I would, quite honestly, answer you: Joy. Joy happened to me.

I have been teaching middle school science since 2011. When I started out, it was more important for me to be heard and listened to. This isn’t a bad thing – I still think it is important for me to be heard and listened to, but back then, I displayed it by being unapproachable and stern.

After a year or two, I began to feel jealous of my coworkers that knew things about my students that I didn’t. They had relationships with these kids that I didn’t have. For a while I dismissed it as a result of the subject matter they taught (journaling in Language Arts opens kids up more) or the vocation they had in life (being a mother, they were just more motherly and caring. I wasn’t like that). In fact, the first time a student hugged me I was shocked and concerned for how their peers might treat them. Not a very warm response.

After 4 years at the same school and with the same kids, you can’t help but develop relationships, so I started to let go of my dismissive attitude, bit by bit.

Moving to another job had a whole new set of challenges. I was teaching Middle school science still, but these were new kids and I didn’t have the relationships with them. I didn’t know how to form them very well. I still struggled with trying to be the stern, no nonsense, teacher and the compassionate understanding teacher. I didn’t know how to make these two  things work together.

During this second teaching job, I didn’t feel like a good teacher at all. I was either too much or not enough. It didn’t help that my prayer and spiritual life were not good. In fact, it probably made things worse.

Flash forward to now. I am in my third teaching job, still a middle school science teacher, and I will often listen to stories from students about their weekend, or what they were thinking about, or what interests them. Sometimes they are in my homeroom, sometimes they are not.

I have come to this place, where I start the day with a smile for each kid (whether I feel like it or not), not out of years of experience or study, but hours of prayer and grace that have filled me with Joy for what I do and who I do it for.

Joy is in the part of me that doesn’t care that there are papers to grade and chaos to control; that wants to play card games with my students.

When I am struggling to feel adequate in this world, this part of me is the childish, not grown up part of me that people could judge me for.
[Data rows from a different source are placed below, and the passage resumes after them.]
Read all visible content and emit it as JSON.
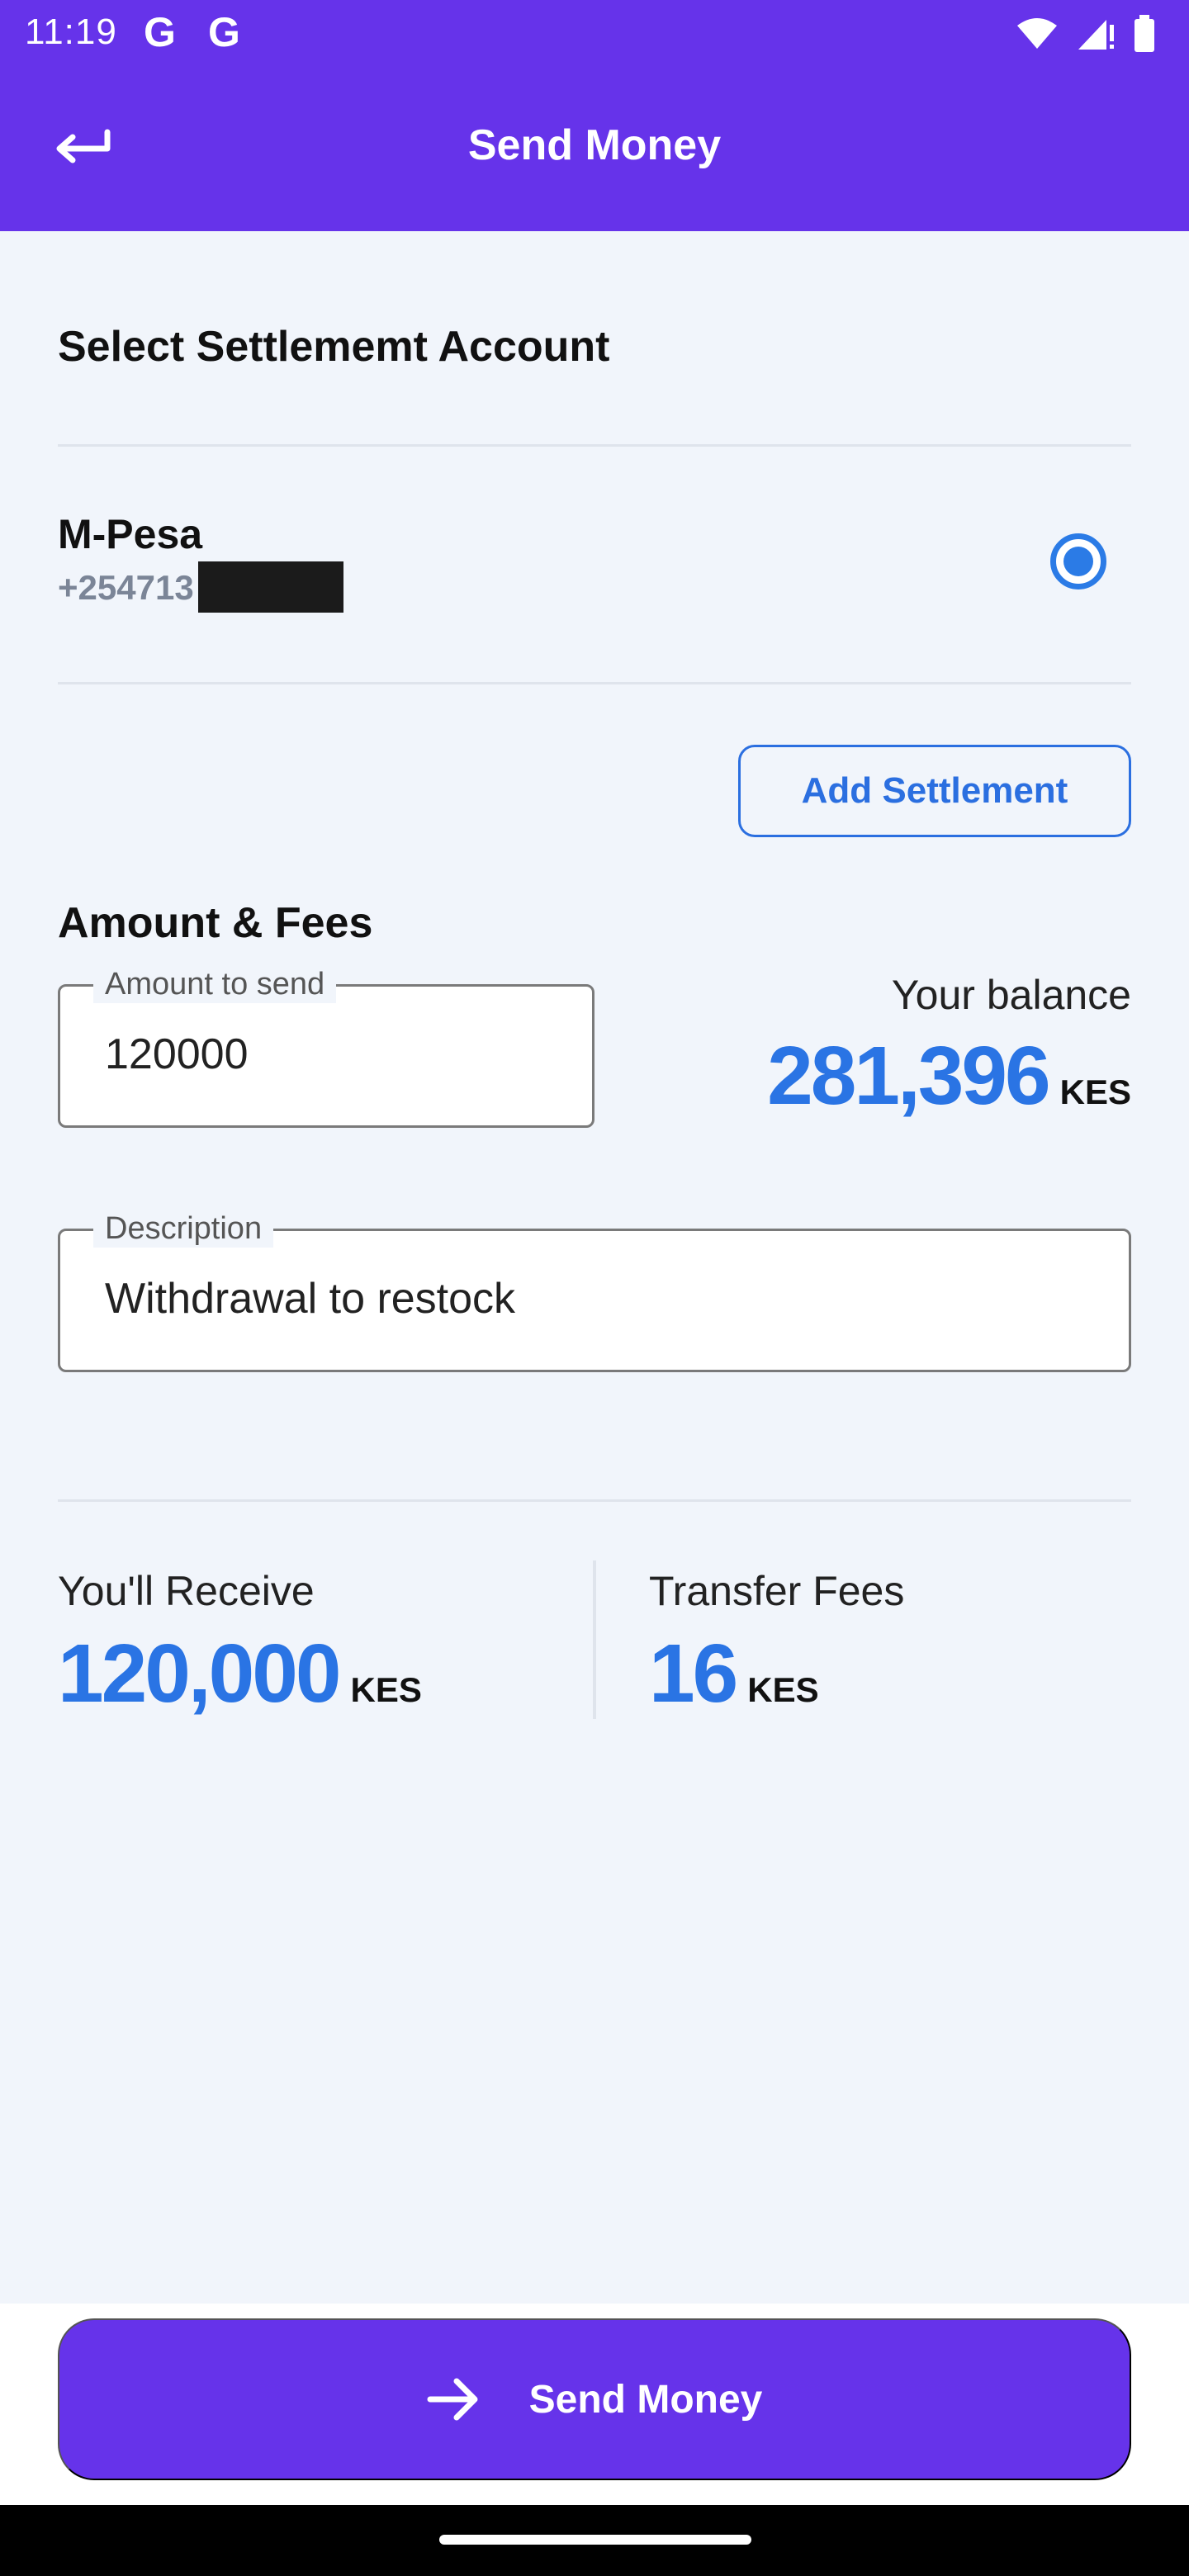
{
  "status_bar": {
    "time": "11:19",
    "g1": "G",
    "g2": "G"
  },
  "app_bar": {
    "title": "Send Money"
  },
  "settlement": {
    "title": "Select Settlememt Account",
    "account_name": "M-Pesa",
    "account_phone": "+254713",
    "add_button": "Add Settlement"
  },
  "amount_fees": {
    "title": "Amount & Fees",
    "amount_label": "Amount to send",
    "amount_value": "120000",
    "balance_label": "Your balance",
    "balance_value": "281,396",
    "balance_unit": "KES",
    "description_label": "Description",
    "description_value": "Withdrawal to restock"
  },
  "summary": {
    "receive_label": "You'll Receive",
    "receive_value": "120,000",
    "receive_unit": "KES",
    "fees_label": "Transfer Fees",
    "fees_value": "16",
    "fees_unit": "KES"
  },
  "footer": {
    "send_button": "Send Money"
  },
  "colors": {
    "primary": "#6633ea",
    "accent_blue": "#2a74e4",
    "background": "#f1f5fb"
  }
}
When I have spent time in prayer and find myself closer to God, this part of me is “child-like”, filled with joy and looking at another person and seeing a child who wants to connect and be loved.  “Let them come to me” and I will smile at them. “Let them come to me” and I will play cards with them.  “Let them come to me” and I will show them they are loved, even if they are just my students.

*Matthew 19:14